Moving forward, Swecker said, requires cooperation between legislators, law enforcement, state and local government, non-profit agencies, academics and individual community members.
"We need more public awareness," Swecker said. "It isn't just the police that need to recognize the victims. When you're in a hotel lobby, or when you're at a convention, or when you're at the Super Bowl or some major event, that's where these things take place. There's a public awareness dynamic that needs to be lifted up and enhanced.

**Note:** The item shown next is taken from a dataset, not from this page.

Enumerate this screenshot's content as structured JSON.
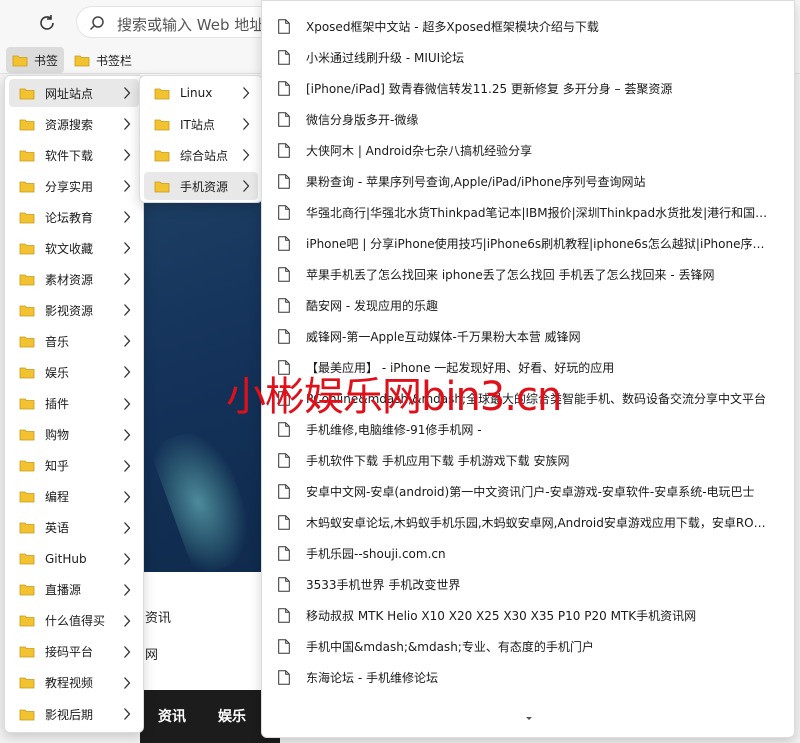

We all need to play a role in it."
To help with identifying and investigating cases of trafficking, Swecker said more financial support is needed, emphasizing, "there is never too much funding." Financial support is also needed for survivor-centered services to help rehabilitate trafficking survivors.
Swecker added that law enforcement also needs more training and engagement in order to better identify victims of human trafficking.
Although new law enforcement is currently required to receive training on trafficking crime and victim identification, Swecker pointed out there are still gaps.
"Training should the highest priority and is the highest priority of the Commission and the governor's office," Swecker said. "There is this double-victimization dynamic where the young girls are victimized the first time when they are forced into servitude, and then they are victimized a second time when they are not recognized as victims and are arrested."
He added, "It's a terrible paradigm; one that you can address through as much training as we can get out there to law enforcement."
Swecker said that boosting the number of officers who are trained to identify these crimes would also boost the number of traffickers identified and prosecuted.
In the past 10 years, the NHTH has identified almost 2,700 victims of human trafficking in N.C. Realistically, however, those numbers fall far short of the number of actual trafficking cases happening in the state.
To report a tip about human trafficking or reach out for help today, call 1-888-373-7888 or Text HELP to: BeFree (233733).